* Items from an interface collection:
....
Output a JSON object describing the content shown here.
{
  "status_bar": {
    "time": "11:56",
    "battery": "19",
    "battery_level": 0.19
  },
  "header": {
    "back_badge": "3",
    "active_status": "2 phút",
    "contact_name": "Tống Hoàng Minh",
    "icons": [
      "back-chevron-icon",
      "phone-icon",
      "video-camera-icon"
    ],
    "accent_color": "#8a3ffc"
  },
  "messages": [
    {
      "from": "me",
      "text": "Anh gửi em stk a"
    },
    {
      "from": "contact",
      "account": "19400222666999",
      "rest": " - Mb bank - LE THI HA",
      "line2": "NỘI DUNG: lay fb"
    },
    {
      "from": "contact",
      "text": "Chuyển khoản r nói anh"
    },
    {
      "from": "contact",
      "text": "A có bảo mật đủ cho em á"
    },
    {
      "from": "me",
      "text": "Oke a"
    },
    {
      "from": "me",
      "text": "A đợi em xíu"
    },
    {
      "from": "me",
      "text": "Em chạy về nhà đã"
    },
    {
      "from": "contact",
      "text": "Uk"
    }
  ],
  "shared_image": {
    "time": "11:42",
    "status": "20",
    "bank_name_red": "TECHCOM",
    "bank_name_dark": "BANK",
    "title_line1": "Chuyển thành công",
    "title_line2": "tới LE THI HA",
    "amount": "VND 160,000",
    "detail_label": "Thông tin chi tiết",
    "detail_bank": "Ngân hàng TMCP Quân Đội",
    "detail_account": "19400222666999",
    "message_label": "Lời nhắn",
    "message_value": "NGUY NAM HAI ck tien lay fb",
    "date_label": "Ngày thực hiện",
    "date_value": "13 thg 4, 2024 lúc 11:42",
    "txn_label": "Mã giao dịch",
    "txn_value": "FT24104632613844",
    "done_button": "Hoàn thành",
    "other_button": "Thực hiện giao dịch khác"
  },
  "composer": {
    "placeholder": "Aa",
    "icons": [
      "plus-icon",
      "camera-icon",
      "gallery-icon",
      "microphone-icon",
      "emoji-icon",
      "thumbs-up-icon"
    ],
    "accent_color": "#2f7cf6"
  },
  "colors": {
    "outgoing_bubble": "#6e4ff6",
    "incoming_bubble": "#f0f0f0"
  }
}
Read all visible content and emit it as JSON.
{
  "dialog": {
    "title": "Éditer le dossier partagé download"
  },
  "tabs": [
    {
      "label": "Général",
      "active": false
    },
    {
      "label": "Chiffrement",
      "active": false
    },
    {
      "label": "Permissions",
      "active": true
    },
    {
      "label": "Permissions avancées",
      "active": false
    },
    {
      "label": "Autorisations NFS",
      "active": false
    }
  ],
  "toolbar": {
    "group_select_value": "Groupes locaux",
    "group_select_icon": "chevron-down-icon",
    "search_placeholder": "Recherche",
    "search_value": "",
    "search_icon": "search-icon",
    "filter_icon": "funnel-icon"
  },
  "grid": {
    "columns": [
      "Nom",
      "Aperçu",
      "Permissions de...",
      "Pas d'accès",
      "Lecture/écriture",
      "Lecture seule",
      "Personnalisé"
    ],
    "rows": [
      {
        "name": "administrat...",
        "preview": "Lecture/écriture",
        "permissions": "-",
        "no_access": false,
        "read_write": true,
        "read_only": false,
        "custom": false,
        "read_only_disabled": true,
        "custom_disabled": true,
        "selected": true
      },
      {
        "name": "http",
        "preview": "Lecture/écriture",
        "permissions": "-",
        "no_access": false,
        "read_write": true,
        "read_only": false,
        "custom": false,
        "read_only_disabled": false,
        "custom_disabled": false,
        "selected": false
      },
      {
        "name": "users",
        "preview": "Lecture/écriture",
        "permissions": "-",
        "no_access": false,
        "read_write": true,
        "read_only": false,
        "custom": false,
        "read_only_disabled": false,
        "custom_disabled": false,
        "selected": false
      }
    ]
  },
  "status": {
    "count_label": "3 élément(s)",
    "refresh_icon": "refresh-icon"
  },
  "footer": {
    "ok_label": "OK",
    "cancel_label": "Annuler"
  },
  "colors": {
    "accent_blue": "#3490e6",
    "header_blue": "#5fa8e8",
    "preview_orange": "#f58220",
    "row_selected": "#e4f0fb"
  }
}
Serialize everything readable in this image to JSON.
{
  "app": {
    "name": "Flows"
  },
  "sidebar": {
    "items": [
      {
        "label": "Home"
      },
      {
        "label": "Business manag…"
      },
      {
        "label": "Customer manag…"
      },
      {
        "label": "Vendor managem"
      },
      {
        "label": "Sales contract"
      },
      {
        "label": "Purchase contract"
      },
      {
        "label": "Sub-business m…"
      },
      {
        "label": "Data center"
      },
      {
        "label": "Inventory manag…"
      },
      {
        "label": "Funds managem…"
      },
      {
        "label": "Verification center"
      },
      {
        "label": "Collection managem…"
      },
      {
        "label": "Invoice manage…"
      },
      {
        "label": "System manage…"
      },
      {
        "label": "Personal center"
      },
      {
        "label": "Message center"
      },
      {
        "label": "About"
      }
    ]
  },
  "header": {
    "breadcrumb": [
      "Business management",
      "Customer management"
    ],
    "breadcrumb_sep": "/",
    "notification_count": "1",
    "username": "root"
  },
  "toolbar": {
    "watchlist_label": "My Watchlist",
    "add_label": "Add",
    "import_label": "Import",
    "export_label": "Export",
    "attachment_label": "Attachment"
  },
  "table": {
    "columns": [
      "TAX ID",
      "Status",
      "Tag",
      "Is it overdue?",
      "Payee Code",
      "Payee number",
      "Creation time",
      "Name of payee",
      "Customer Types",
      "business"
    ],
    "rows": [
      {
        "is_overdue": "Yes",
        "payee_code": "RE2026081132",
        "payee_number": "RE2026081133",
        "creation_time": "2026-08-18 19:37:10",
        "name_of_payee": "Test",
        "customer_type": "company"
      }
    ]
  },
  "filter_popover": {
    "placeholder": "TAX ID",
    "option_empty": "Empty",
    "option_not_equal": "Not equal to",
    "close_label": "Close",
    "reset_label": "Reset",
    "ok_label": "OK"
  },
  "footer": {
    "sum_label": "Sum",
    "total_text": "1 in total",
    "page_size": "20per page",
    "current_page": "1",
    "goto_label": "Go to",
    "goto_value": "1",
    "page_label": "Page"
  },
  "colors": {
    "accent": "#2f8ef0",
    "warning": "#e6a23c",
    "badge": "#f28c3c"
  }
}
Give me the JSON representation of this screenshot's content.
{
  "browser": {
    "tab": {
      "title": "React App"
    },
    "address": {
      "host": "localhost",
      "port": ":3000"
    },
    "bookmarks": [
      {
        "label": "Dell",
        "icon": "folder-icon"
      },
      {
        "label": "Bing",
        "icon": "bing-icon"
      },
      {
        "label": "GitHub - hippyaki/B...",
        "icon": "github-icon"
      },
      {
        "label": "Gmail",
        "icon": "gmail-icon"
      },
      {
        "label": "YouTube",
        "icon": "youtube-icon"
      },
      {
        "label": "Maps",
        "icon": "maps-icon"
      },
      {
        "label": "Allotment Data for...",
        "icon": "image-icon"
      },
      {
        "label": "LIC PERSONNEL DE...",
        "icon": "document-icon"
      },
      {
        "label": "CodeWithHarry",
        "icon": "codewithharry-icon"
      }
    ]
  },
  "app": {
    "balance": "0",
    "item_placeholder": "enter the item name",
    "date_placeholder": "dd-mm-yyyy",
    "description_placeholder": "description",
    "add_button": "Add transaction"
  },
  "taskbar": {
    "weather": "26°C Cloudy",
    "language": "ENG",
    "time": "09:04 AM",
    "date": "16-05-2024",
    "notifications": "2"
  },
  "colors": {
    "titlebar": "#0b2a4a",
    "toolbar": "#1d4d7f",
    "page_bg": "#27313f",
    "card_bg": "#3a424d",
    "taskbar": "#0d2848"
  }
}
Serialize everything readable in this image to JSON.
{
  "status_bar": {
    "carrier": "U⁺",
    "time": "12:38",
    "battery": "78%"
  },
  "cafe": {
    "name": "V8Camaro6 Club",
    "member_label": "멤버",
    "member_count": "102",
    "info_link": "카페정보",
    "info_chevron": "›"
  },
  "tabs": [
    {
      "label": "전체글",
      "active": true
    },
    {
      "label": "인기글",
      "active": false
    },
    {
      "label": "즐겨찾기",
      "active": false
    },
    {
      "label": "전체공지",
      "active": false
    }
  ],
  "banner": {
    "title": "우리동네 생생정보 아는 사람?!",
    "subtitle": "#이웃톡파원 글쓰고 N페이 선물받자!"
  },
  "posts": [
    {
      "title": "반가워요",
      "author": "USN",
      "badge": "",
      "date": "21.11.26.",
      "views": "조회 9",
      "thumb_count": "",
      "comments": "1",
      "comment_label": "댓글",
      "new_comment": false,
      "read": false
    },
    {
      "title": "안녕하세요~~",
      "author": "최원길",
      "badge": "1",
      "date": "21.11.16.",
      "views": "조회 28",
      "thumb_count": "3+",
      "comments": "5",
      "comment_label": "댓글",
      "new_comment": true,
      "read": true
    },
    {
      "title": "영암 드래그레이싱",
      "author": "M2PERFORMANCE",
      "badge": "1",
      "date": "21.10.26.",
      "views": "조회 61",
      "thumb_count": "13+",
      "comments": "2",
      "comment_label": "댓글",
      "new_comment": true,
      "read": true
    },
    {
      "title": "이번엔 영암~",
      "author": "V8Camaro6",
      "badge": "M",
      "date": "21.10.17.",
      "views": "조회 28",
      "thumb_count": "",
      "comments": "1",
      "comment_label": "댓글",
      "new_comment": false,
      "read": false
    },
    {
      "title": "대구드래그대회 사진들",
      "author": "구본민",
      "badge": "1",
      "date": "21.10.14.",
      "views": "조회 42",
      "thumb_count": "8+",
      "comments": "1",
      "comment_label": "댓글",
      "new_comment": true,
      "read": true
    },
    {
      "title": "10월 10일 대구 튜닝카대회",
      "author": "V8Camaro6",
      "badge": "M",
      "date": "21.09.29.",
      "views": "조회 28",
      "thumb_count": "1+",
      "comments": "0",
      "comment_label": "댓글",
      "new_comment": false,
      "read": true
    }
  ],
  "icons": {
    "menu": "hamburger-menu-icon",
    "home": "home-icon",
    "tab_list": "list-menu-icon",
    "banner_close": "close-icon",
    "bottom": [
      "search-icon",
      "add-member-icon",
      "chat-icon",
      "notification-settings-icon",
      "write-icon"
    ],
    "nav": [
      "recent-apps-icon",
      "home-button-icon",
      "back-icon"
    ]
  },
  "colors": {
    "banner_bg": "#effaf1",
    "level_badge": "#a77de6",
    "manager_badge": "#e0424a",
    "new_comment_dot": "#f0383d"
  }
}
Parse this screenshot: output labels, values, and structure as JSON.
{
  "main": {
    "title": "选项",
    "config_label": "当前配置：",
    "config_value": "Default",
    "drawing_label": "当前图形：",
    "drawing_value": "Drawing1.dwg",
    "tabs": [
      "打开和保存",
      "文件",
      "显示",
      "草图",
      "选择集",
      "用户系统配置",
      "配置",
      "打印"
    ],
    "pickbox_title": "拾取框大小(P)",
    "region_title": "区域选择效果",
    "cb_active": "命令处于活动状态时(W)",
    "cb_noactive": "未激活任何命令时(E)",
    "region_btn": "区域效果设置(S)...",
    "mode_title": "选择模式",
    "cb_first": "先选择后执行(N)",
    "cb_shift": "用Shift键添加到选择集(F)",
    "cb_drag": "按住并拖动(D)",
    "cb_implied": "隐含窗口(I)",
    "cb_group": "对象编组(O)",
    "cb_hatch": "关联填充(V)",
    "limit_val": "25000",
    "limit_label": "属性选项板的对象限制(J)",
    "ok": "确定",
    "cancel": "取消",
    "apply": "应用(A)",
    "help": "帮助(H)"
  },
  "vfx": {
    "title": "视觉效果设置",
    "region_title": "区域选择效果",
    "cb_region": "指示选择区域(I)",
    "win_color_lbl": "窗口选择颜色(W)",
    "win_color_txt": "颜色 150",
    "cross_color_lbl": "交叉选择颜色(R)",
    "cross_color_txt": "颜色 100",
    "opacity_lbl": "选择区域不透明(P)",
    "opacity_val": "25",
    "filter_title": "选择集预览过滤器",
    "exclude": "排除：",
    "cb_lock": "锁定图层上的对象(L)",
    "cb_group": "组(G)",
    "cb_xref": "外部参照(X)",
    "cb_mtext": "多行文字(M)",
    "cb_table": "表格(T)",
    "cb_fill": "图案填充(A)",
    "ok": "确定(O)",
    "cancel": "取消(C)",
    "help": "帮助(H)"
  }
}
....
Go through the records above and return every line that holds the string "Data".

        "label": "Data center"
        "label": "Allotment Data for...",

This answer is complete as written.